→ BRIEF:
Please state how many lines of the records hold the string "this", giving nothing but the number.

→ INPUT MATERIAL:
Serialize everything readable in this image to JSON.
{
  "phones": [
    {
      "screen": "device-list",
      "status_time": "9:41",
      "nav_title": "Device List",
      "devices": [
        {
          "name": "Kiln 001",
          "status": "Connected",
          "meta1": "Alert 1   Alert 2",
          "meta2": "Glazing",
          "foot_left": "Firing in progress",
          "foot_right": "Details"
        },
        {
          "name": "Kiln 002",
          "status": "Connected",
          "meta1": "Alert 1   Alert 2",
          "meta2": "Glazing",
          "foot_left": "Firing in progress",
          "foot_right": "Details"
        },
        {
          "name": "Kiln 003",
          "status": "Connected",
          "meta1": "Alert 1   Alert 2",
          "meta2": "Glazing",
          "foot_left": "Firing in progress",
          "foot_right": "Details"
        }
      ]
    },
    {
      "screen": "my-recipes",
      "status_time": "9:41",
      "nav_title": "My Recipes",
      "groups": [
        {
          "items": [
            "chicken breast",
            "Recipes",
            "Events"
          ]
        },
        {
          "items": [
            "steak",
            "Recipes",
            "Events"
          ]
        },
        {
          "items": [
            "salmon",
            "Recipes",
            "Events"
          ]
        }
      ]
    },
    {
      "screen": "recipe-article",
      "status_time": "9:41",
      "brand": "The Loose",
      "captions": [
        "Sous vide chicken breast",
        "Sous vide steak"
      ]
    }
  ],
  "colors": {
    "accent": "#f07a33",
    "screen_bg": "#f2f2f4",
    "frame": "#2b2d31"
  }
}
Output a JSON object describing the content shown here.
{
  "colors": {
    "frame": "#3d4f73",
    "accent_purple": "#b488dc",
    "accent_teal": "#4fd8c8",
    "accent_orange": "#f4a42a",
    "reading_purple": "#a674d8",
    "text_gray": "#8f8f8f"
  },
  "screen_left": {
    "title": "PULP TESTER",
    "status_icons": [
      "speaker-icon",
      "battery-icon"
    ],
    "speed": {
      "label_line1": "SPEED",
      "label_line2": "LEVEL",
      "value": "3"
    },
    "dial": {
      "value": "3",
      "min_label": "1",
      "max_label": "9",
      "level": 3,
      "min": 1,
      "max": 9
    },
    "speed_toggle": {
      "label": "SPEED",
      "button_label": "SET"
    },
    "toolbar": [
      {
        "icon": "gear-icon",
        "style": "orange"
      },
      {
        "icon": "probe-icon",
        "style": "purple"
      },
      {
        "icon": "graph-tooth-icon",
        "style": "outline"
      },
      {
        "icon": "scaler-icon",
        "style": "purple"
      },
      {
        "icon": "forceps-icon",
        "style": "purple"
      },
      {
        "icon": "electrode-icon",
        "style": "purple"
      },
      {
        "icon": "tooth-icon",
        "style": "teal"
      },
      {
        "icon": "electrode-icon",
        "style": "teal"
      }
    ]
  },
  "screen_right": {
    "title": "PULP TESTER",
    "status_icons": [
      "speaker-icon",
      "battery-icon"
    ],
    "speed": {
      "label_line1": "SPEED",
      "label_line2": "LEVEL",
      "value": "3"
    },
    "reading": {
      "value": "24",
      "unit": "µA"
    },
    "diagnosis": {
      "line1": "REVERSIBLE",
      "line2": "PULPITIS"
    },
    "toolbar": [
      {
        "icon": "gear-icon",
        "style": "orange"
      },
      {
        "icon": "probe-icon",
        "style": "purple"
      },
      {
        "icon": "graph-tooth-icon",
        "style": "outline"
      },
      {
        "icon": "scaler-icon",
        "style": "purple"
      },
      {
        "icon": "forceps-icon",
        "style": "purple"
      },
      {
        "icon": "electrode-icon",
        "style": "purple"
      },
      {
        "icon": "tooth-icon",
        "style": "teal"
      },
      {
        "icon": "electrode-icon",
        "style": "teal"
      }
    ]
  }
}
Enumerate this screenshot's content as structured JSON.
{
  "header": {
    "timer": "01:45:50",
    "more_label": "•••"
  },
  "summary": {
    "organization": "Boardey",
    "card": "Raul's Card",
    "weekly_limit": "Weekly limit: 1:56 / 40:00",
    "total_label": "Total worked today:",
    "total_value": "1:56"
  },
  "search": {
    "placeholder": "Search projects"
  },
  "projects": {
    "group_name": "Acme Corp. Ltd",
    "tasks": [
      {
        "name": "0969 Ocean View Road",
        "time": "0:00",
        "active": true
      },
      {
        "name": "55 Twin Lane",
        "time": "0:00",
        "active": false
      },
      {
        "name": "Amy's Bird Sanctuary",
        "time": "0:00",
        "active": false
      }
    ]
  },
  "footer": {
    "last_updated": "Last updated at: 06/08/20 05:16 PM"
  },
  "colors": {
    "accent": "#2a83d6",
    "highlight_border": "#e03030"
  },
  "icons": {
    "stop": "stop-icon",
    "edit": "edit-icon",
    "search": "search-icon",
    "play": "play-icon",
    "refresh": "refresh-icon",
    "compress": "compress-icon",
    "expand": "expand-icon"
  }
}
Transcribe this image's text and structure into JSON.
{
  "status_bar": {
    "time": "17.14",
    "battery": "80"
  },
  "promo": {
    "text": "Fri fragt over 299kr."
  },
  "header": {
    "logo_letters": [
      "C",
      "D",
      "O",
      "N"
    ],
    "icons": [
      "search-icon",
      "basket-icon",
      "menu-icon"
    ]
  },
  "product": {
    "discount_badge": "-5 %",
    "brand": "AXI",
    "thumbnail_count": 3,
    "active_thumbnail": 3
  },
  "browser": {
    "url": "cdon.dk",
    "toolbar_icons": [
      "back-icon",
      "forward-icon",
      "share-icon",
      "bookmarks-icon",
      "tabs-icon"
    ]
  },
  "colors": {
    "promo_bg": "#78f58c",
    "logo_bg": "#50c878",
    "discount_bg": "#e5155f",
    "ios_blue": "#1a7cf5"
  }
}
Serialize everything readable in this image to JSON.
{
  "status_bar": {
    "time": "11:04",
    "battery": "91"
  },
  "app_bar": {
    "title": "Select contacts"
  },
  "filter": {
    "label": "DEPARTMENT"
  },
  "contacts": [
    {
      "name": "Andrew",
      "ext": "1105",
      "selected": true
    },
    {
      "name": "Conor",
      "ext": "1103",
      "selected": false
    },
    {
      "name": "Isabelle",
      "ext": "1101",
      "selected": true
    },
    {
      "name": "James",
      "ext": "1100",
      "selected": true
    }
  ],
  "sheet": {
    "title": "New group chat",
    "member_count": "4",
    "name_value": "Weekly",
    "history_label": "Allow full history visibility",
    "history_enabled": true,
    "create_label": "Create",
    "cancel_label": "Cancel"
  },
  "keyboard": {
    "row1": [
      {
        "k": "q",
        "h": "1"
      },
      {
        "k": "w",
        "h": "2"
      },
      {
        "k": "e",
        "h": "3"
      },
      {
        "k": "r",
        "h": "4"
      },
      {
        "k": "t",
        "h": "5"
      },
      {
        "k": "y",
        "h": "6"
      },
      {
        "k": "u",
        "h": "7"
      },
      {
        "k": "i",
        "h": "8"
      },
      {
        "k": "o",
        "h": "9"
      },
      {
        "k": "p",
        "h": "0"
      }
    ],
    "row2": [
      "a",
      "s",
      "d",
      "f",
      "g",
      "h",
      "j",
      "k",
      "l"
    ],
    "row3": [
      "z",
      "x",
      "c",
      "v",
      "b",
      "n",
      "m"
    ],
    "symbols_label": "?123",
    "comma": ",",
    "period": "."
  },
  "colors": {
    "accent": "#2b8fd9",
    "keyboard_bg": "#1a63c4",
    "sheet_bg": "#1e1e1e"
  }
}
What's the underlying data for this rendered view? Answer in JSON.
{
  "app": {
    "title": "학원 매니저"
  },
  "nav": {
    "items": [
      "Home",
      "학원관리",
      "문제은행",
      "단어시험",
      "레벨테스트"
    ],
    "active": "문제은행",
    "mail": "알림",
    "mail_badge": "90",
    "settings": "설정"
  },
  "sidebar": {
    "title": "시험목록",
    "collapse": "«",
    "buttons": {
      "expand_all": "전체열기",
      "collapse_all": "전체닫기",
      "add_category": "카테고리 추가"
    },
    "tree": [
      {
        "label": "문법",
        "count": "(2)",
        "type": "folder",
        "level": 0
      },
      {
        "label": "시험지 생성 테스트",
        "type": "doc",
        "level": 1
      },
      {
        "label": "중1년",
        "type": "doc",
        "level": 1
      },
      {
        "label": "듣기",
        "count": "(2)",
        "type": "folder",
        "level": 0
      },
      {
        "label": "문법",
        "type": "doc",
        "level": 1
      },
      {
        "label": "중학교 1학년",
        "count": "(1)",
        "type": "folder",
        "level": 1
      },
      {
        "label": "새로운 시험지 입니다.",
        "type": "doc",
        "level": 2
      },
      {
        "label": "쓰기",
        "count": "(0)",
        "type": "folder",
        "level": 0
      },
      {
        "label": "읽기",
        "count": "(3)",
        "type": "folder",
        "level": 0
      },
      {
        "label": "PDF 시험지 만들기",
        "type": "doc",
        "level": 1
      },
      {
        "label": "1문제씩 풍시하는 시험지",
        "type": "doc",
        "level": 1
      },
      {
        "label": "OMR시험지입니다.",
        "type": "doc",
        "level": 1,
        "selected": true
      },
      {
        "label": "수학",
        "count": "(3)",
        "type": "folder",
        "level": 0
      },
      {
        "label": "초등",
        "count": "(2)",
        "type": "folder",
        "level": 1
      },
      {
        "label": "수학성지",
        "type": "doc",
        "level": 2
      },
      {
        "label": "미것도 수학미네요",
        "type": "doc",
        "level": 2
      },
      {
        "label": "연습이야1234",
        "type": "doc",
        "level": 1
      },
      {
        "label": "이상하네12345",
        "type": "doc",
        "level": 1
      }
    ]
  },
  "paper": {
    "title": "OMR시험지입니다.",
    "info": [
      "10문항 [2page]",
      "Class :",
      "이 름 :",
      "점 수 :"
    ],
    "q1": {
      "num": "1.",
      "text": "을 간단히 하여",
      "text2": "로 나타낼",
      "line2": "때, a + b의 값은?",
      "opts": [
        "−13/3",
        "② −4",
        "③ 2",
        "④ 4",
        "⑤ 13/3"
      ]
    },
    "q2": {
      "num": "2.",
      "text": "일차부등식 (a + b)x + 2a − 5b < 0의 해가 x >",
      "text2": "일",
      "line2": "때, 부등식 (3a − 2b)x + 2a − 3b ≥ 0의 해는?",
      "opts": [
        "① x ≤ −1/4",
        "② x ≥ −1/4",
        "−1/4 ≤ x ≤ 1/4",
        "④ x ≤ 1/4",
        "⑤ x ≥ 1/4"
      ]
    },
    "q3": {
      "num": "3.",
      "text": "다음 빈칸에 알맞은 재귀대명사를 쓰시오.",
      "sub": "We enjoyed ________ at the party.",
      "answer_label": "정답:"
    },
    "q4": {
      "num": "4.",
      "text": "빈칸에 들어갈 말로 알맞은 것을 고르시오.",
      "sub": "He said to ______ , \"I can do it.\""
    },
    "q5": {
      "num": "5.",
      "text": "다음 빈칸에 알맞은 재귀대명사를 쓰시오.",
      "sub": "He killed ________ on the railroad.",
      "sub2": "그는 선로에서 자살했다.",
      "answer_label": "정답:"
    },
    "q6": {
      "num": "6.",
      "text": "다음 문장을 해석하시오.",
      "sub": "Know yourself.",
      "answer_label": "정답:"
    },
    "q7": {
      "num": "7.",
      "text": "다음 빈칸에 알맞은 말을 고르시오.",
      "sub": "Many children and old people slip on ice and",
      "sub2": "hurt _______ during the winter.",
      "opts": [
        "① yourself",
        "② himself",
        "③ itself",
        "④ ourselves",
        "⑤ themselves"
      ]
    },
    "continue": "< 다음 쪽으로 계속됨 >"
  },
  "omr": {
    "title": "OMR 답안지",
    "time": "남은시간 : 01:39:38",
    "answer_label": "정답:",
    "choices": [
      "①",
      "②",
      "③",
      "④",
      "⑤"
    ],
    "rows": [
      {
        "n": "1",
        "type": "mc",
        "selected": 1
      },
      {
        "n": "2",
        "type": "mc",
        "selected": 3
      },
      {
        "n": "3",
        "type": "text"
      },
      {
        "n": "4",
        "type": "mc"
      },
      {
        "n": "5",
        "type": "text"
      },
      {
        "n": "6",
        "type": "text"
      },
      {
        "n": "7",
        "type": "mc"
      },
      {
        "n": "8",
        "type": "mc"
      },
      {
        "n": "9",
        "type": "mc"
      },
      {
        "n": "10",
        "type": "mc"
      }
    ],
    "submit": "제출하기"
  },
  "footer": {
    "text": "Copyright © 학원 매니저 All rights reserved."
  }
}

→ SOLUTION BELOW:
5